■ Work to complete ■
Every record below needs to be printed again exactly.

Stored data:
--- START ---

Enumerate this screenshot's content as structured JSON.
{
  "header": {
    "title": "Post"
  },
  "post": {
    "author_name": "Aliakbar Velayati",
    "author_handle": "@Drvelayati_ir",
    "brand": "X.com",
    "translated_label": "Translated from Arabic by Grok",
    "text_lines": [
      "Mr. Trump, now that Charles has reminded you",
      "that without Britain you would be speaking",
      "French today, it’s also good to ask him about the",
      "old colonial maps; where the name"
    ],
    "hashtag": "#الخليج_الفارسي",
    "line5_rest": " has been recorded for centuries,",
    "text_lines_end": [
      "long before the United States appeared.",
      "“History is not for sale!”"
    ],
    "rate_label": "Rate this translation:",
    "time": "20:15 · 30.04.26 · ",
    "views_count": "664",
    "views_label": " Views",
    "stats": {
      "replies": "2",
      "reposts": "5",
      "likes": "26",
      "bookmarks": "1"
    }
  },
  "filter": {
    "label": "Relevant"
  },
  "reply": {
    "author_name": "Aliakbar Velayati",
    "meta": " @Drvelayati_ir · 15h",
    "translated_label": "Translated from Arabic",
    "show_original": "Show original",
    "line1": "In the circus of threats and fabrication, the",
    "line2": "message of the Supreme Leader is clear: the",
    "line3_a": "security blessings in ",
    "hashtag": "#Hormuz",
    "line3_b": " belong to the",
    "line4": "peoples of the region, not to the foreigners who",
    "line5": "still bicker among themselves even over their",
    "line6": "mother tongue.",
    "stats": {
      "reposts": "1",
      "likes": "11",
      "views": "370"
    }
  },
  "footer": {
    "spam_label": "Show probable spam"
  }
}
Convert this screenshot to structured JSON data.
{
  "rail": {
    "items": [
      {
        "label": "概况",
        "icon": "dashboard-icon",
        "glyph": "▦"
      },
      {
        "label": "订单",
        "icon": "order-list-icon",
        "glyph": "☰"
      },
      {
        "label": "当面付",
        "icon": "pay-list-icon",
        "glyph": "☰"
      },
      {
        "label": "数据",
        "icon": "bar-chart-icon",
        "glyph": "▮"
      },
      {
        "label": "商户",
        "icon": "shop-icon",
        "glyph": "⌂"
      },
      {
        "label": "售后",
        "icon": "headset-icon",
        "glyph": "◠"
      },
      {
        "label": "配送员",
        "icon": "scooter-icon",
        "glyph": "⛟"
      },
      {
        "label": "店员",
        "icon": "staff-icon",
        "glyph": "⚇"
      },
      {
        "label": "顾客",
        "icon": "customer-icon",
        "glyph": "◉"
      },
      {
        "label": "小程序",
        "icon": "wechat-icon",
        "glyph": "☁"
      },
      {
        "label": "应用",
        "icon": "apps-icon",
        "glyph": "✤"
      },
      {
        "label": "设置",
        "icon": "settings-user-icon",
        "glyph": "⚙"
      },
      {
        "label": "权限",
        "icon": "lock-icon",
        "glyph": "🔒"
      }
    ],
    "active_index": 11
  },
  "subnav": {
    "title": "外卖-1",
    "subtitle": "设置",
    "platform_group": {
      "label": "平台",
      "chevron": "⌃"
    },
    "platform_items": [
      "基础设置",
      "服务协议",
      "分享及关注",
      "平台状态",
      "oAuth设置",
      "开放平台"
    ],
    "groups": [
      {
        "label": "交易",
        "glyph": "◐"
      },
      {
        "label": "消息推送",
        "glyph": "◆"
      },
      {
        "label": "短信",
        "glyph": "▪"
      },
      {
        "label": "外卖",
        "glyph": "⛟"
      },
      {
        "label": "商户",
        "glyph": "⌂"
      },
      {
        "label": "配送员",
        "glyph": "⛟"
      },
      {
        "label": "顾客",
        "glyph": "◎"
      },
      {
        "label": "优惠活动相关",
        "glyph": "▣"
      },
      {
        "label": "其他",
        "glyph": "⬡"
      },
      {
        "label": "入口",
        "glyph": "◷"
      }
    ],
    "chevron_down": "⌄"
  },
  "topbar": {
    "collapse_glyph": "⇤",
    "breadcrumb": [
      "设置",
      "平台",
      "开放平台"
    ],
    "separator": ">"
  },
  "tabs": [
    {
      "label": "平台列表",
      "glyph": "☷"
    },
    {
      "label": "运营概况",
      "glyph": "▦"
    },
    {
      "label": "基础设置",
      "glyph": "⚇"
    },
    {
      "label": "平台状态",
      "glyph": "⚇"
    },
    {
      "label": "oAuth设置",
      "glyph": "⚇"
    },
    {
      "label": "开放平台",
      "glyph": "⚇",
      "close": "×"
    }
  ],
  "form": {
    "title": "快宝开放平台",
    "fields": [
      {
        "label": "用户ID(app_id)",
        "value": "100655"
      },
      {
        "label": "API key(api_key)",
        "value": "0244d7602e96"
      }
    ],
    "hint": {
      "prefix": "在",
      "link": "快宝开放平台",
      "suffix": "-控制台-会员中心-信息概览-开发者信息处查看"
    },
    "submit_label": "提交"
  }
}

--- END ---

■ Completed exercise ■
Enumerate this screenshot's content as structured JSON.
{
  "header": {
    "title": "Post"
  },
  "post": {
    "author_name": "Aliakbar Velayati",
    "author_handle": "@Drvelayati_ir",
    "brand": "X.com",
    "translated_label": "Translated from Arabic by Grok",
    "text_lines": [
      "Mr. Trump, now that Charles has reminded you",
      "that without Britain you would be speaking",
      "French today, it’s also good to ask him about the",
      "old colonial maps; where the name"
    ],
    "hashtag": "#الخليج_الفارسي",
    "line5_rest": " has been recorded for centuries,",
    "text_lines_end": [
      "long before the United States appeared.",
      "“History is not for sale!”"
    ],
    "rate_label": "Rate this translation:",
    "time": "20:15 · 30.04.26 · ",
    "views_count": "664",
    "views_label": " Views",
    "stats": {
      "replies": "2",
      "reposts": "5",
      "likes": "26",
      "bookmarks": "1"
    }
  },
  "filter": {
    "label": "Relevant"
  },
  "reply": {
    "author_name": "Aliakbar Velayati",
    "meta": " @Drvelayati_ir · 15h",
    "translated_label": "Translated from Arabic",
    "show_original": "Show original",
    "line1": "In the circus of threats and fabrication, the",
    "line2": "message of the Supreme Leader is clear: the",
    "line3_a": "security blessings in ",
    "hashtag": "#Hormuz",
    "line3_b": " belong to the",
    "line4": "peoples of the region, not to the foreigners who",
    "line5": "still bicker among themselves even over their",
    "line6": "mother tongue.",
    "stats": {
      "reposts": "1",
      "likes": "11",
      "views": "370"
    }
  },
  "footer": {
    "spam_label": "Show probable spam"
  }
}
Convert this screenshot to structured JSON data.
{
  "rail": {
    "items": [
      {
        "label": "概况",
        "icon": "dashboard-icon",
        "glyph": "▦"
      },
      {
        "label": "订单",
        "icon": "order-list-icon",
        "glyph": "☰"
      },
      {
        "label": "当面付",
        "icon": "pay-list-icon",
        "glyph": "☰"
      },
      {
        "label": "数据",
        "icon": "bar-chart-icon",
        "glyph": "▮"
      },
      {
        "label": "商户",
        "icon": "shop-icon",
        "glyph": "⌂"
      },
      {
        "label": "售后",
        "icon": "headset-icon",
        "glyph": "◠"
      },
      {
        "label": "配送员",
        "icon": "scooter-icon",
        "glyph": "⛟"
      },
      {
        "label": "店员",
        "icon": "staff-icon",
        "glyph": "⚇"
      },
      {
        "label": "顾客",
        "icon": "customer-icon",
        "glyph": "◉"
      },
      {
        "label": "小程序",
        "icon": "wechat-icon",
        "glyph": "☁"
      },
      {
        "label": "应用",
        "icon": "apps-icon",
        "glyph": "✤"
      },
      {
        "label": "设置",
        "icon": "settings-user-icon",
        "glyph": "⚙"
      },
      {
        "label": "权限",
        "icon": "lock-icon",
        "glyph": "🔒"
      }
    ],
    "active_index": 11
  },
  "subnav": {
    "title": "外卖-1",
    "subtitle": "设置",
    "platform_group": {
      "label": "平台",
      "chevron": "⌃"
    },
    "platform_items": [
      "基础设置",
      "服务协议",
      "分享及关注",
      "平台状态",
      "oAuth设置",
      "开放平台"
    ],
    "groups": [
      {
        "label": "交易",
        "glyph": "◐"
      },
      {
        "label": "消息推送",
        "glyph": "◆"
      },
      {
        "label": "短信",
        "glyph": "▪"
      },
      {
        "label": "外卖",
        "glyph": "⛟"
      },
      {
        "label": "商户",
        "glyph": "⌂"
      },
      {
        "label": "配送员",
        "glyph": "⛟"
      },
      {
        "label": "顾客",
        "glyph": "◎"
      },
      {
        "label": "优惠活动相关",
        "glyph": "▣"
      },
      {
        "label": "其他",
        "glyph": "⬡"
      },
      {
        "label": "入口",
        "glyph": "◷"
      }
    ],
    "chevron_down": "⌄"
  },
  "topbar": {
    "collapse_glyph": "⇤",
    "breadcrumb": [
      "设置",
      "平台",
      "开放平台"
    ],
    "separator": ">"
  },
  "tabs": [
    {
      "label": "平台列表",
      "glyph": "☷"
    },
    {
      "label": "运营概况",
      "glyph": "▦"
    },
    {
      "label": "基础设置",
      "glyph": "⚇"
    },
    {
      "label": "平台状态",
      "glyph": "⚇"
    },
    {
      "label": "oAuth设置",
      "glyph": "⚇"
    },
    {
      "label": "开放平台",
      "glyph": "⚇",
      "close": "×"
    }
  ],
  "form": {
    "title": "快宝开放平台",
    "fields": [
      {
        "label": "用户ID(app_id)",
        "value": "100655"
      },
      {
        "label": "API key(api_key)",
        "value": "0244d7602e96"
      }
    ],
    "hint": {
      "prefix": "在",
      "link": "快宝开放平台",
      "suffix": "-控制台-会员中心-信息概览-开发者信息处查看"
    },
    "submit_label": "提交"
  }
}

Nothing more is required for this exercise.